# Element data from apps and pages
Start of Block

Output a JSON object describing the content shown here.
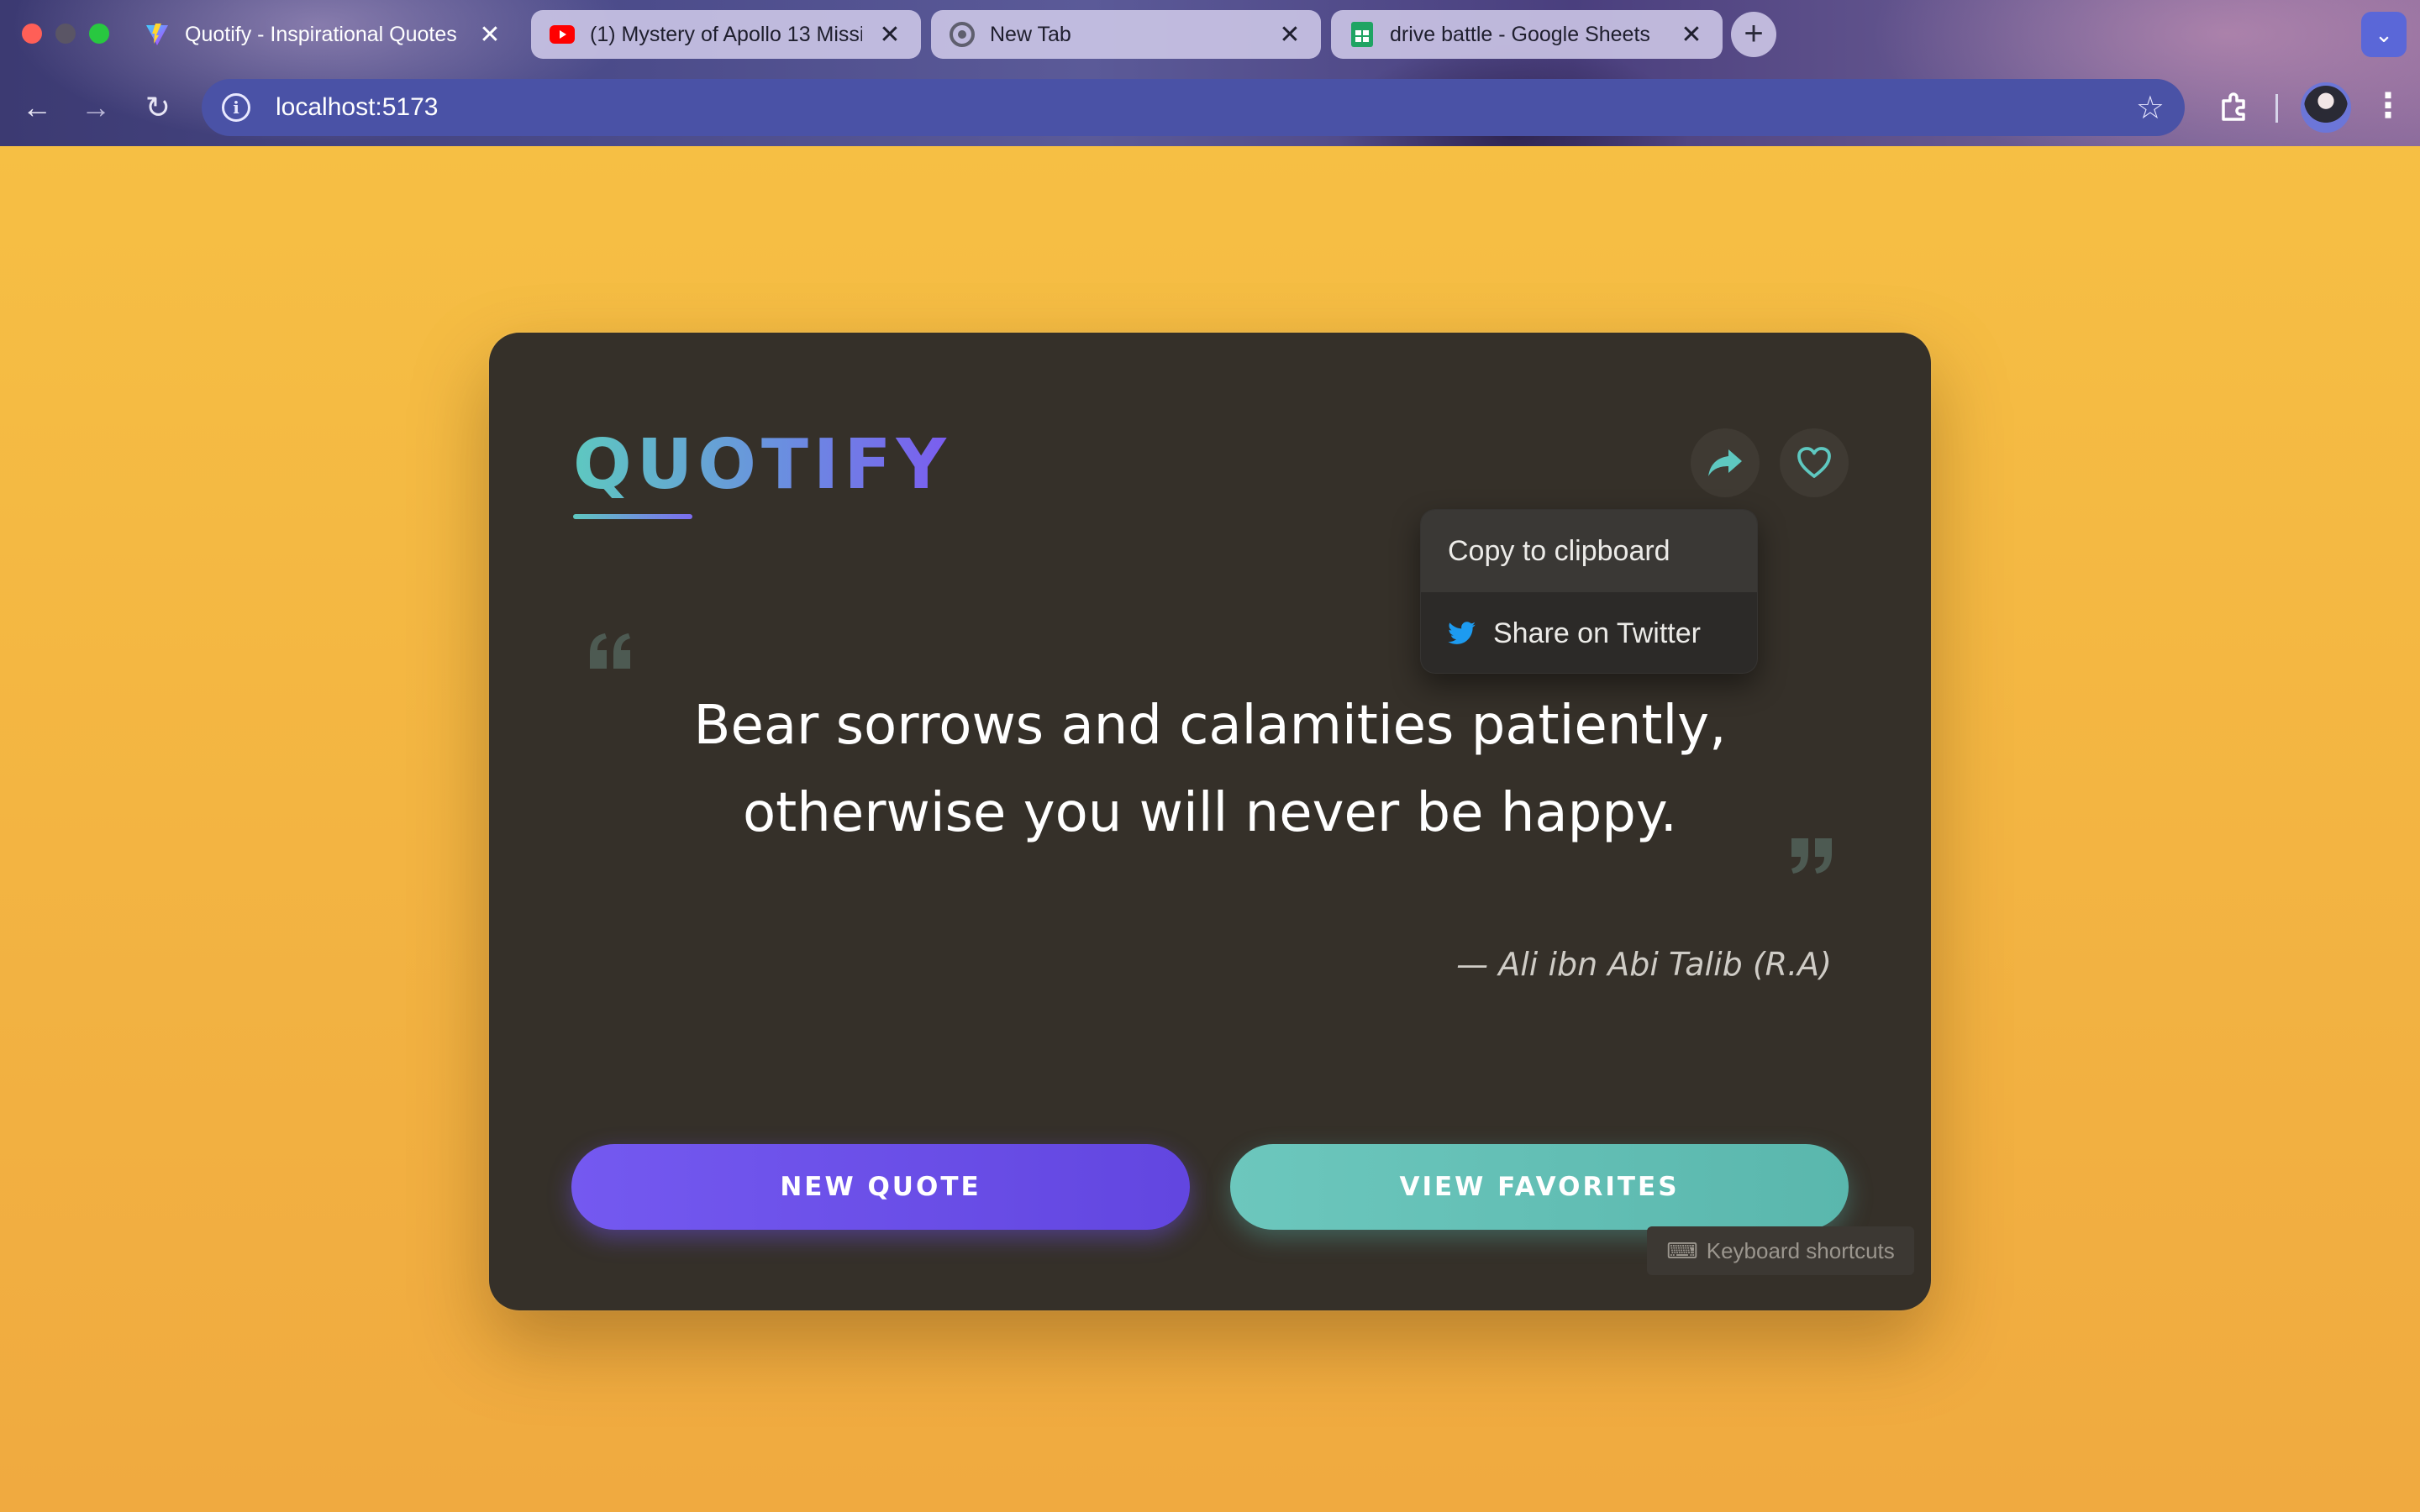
{
  "browser": {
    "tabs": [
      {
        "title": "Quotify - Inspirational Quotes",
        "icon": "vite-icon",
        "active": true
      },
      {
        "title": "(1) Mystery of Apollo 13 Missi",
        "icon": "youtube-icon",
        "active": false
      },
      {
        "title": "New Tab",
        "icon": "chrome-icon",
        "active": false
      },
      {
        "title": "drive battle - Google Sheets",
        "icon": "sheets-icon",
        "active": false
      }
    ],
    "url": "localhost:5173",
    "close_glyph": "✕",
    "new_tab_glyph": "+",
    "back_glyph": "←",
    "forward_glyph": "→",
    "reload_glyph": "↻",
    "star_glyph": "☆",
    "menu_glyph": "⋮",
    "tab_search_glyph": "⌄"
  },
  "app": {
    "logo": "QUOTIFY",
    "share_menu": {
      "copy_label": "Copy to clipboard",
      "twitter_label": "Share on Twitter"
    },
    "quote": {
      "text": "Bear sorrows and calamities patiently, otherwise you will never be happy.",
      "author": "— Ali ibn Abi Talib (R.A)"
    },
    "buttons": {
      "new_quote": "NEW QUOTE",
      "view_favorites": "VIEW FAVORITES"
    },
    "keyboard_hint": "Keyboard shortcuts",
    "keyboard_glyph": "⌨"
  },
  "colors": {
    "accent_teal": "#5ec8c0",
    "accent_purple": "#7459f0",
    "card_bg": "#353029",
    "page_bg": "#f4b443"
  }
}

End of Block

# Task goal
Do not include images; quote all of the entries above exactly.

# Exercise solution
Output a JSON object describing the content shown here.
{
  "browser": {
    "tabs": [
      {
        "title": "Quotify - Inspirational Quotes",
        "icon": "vite-icon",
        "active": true
      },
      {
        "title": "(1) Mystery of Apollo 13 Missi",
        "icon": "youtube-icon",
        "active": false
      },
      {
        "title": "New Tab",
        "icon": "chrome-icon",
        "active": false
      },
      {
        "title": "drive battle - Google Sheets",
        "icon": "sheets-icon",
        "active": false
      }
    ],
    "url": "localhost:5173",
    "close_glyph": "✕",
    "new_tab_glyph": "+",
    "back_glyph": "←",
    "forward_glyph": "→",
    "reload_glyph": "↻",
    "star_glyph": "☆",
    "menu_glyph": "⋮",
    "tab_search_glyph": "⌄"
  },
  "app": {
    "logo": "QUOTIFY",
    "share_menu": {
      "copy_label": "Copy to clipboard",
      "twitter_label": "Share on Twitter"
    },
    "quote": {
      "text": "Bear sorrows and calamities patiently, otherwise you will never be happy.",
      "author": "— Ali ibn Abi Talib (R.A)"
    },
    "buttons": {
      "new_quote": "NEW QUOTE",
      "view_favorites": "VIEW FAVORITES"
    },
    "keyboard_hint": "Keyboard shortcuts",
    "keyboard_glyph": "⌨"
  },
  "colors": {
    "accent_teal": "#5ec8c0",
    "accent_purple": "#7459f0",
    "card_bg": "#353029",
    "page_bg": "#f4b443"
  }
}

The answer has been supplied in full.